Citation: Murungi, L.K., Kirwa, H., Coyne, D., Teal, P.E., Beck, J.J., Torto, B. 2018. Identification of Key Root Volatiles Signaling Preference of Tomato Over Spinach by the Root Knot Nematode Meloidogyne incognita. Journal of Agricultural and Food Chemistry. 66:7328-7336. doi:10.1021/acs.jafc.8b03257.

Interpretive Summary: Nematodes are serious pests of vegetable crops worldwide. For example, the root-knot nematode (RKN, Meloidogyne incognita) is a plant root parasite of many crops, including tomato and spinach in sub-Saharan Africa. In East Africa these two crops are economically important and are commonly planted together if fields of smallholder farmers. The odors emitted by plants (host plant volatiles) are known to influence the behavior of nematodes and the role of these odors for the interactions of M. incognita and these two commodities is currently unknown. Researchers from the ARS Center for Medical, Agricultural and Veterinary Entomology, Gainesville, Florida, and the International Centre of Insect Physiology and Ecology, Nairobi, Kenya investigated the odors from tomato and spinach roots and their role in attraction of RKN. In assays, RKNs were attracted to root odors from both crops, and in subsequent choice tests between the two host plants, odors of tomato roots were more attractive than those released by spinach. Instrumental analysis of the host root odors identified compounds that were common to both host plants, but also specific to tomato root odors. Subsequent assays determined that some of these compounds attracted the RKN. The results indicate that since both tomato and spinach roots are attractive to the RKN, future identification of cultivars of these two host plants that do not release these attractive compounds could be helpful in the management of root knot nematodes.
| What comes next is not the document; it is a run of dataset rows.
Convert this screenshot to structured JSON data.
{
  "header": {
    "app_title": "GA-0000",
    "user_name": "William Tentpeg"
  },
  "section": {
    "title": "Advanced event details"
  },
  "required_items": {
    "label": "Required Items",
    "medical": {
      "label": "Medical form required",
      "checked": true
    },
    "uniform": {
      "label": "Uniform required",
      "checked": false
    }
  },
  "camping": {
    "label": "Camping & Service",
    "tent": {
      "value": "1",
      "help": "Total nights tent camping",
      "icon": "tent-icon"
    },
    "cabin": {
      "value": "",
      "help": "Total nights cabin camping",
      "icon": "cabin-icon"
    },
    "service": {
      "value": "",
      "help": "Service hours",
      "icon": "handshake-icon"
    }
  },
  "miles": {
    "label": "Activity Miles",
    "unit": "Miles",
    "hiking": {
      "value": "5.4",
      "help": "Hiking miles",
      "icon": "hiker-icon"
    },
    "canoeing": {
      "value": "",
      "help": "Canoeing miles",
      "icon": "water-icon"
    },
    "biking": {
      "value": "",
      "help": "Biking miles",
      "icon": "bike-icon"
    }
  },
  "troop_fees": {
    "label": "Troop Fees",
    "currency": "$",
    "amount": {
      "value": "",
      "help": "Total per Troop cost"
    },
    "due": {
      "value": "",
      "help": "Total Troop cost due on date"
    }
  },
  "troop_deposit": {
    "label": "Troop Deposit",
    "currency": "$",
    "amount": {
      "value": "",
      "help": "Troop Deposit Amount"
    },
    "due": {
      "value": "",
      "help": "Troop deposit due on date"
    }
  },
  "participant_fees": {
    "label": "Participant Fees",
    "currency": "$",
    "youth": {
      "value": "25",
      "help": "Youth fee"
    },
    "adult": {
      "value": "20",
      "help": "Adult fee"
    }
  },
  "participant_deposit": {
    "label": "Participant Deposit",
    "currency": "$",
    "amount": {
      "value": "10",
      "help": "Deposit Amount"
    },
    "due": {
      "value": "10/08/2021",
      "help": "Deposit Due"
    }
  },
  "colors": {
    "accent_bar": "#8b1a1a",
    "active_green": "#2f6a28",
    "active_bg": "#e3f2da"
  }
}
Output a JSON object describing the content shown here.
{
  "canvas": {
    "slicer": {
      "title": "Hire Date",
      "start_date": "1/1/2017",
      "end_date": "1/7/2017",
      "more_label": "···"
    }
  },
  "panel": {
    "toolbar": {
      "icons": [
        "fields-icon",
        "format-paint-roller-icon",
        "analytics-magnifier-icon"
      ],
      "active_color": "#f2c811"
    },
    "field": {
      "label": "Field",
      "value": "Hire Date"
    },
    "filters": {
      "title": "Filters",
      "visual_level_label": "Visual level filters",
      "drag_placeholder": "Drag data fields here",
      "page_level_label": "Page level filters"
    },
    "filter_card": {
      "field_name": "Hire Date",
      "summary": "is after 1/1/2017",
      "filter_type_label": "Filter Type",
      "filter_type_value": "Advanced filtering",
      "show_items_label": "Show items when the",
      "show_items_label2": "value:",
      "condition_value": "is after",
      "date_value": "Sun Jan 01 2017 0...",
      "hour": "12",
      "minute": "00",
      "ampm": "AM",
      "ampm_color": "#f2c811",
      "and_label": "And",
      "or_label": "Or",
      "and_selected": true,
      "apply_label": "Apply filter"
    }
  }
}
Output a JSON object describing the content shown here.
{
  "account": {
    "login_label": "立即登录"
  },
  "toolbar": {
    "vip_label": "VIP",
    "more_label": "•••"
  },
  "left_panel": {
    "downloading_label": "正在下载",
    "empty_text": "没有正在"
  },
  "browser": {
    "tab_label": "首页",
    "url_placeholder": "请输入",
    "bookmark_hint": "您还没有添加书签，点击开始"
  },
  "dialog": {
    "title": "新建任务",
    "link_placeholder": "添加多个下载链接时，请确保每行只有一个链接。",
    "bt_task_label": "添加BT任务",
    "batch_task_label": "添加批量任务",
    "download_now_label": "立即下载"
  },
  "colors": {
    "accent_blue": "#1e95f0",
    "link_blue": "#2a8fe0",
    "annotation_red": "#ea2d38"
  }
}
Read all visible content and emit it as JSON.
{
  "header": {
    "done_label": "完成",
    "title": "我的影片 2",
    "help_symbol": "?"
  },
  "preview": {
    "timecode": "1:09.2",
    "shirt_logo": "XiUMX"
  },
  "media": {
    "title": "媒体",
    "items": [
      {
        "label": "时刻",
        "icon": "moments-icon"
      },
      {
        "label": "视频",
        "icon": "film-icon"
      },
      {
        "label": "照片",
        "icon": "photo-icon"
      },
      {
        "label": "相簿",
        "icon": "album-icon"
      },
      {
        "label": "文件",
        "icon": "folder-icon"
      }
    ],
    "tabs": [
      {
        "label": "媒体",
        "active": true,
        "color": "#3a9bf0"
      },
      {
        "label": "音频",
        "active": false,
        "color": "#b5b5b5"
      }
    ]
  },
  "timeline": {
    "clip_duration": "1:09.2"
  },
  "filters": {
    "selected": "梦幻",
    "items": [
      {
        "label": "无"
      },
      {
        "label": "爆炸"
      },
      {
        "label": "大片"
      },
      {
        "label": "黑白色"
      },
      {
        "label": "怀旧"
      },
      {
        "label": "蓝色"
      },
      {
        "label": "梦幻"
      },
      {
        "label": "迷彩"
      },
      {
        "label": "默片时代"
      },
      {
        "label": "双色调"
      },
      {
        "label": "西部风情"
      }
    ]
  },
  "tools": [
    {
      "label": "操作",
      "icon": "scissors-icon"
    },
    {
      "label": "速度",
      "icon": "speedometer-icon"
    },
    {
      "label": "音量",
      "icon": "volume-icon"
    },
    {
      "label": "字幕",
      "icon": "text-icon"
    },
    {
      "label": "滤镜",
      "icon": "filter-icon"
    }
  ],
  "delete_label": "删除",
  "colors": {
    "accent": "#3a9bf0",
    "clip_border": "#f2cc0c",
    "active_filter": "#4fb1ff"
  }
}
Technical Abstract: The root knot nematode, Meloidogyne incognita (Kofoid and White) Chitwood, is a serious pest of tomato and spinach in sub-Saharan Africa. In East Africa these two crops are economically important and are commonly intercropped by smallholder farmers. The role of host plant volatiles in M. incognita interactions with these two commodities is currently unknown. Here, we investigate the olfactory basis of attraction of tomato and spinach roots by the infective second stage juveniles (J2s) of M. incognita. In olfactometer assays, J2s were attracted to root volatiles from both crops over moist sand (control), but in choice tests using the two host plants, volatiles of tomato roots were more attractive than those released by spinach. Gas chromatography/mass spectrometric (GC/MS) analysis identified a total of eight components, of which five (2-isopropyl-3-methoxypyrazine, 2-(methoxy)-3-(1-methylpropyl)pyrazine, tridecane, and a- and ß-cedrene) occurred in the root-emitted volatiles of both plants, with three (d-carene, sabinene and methyl salicylate) being specific to tomato root volatiles. In a series of bioassays, methyl salicylate contributed strongly to the attractiveness of tomato, whereas 2-isopropyl-3-methoxypyrazine and tridecane contributed to the attractiveness of spinach. M. incognita J2s were also more attracted to natural spinach root volatiles when methyl salicylate was combined, than to spinach volatiles alone, indicating that the presence of methyl salicylate in tomato volatiles strongly contributes to its preference over spinach. Our results indicate that since both tomato and spinach roots are attractive to M. incognita, identifying cultivars of these two plant species that are chemically less attractive can be helpful in the management of root knot nematodes.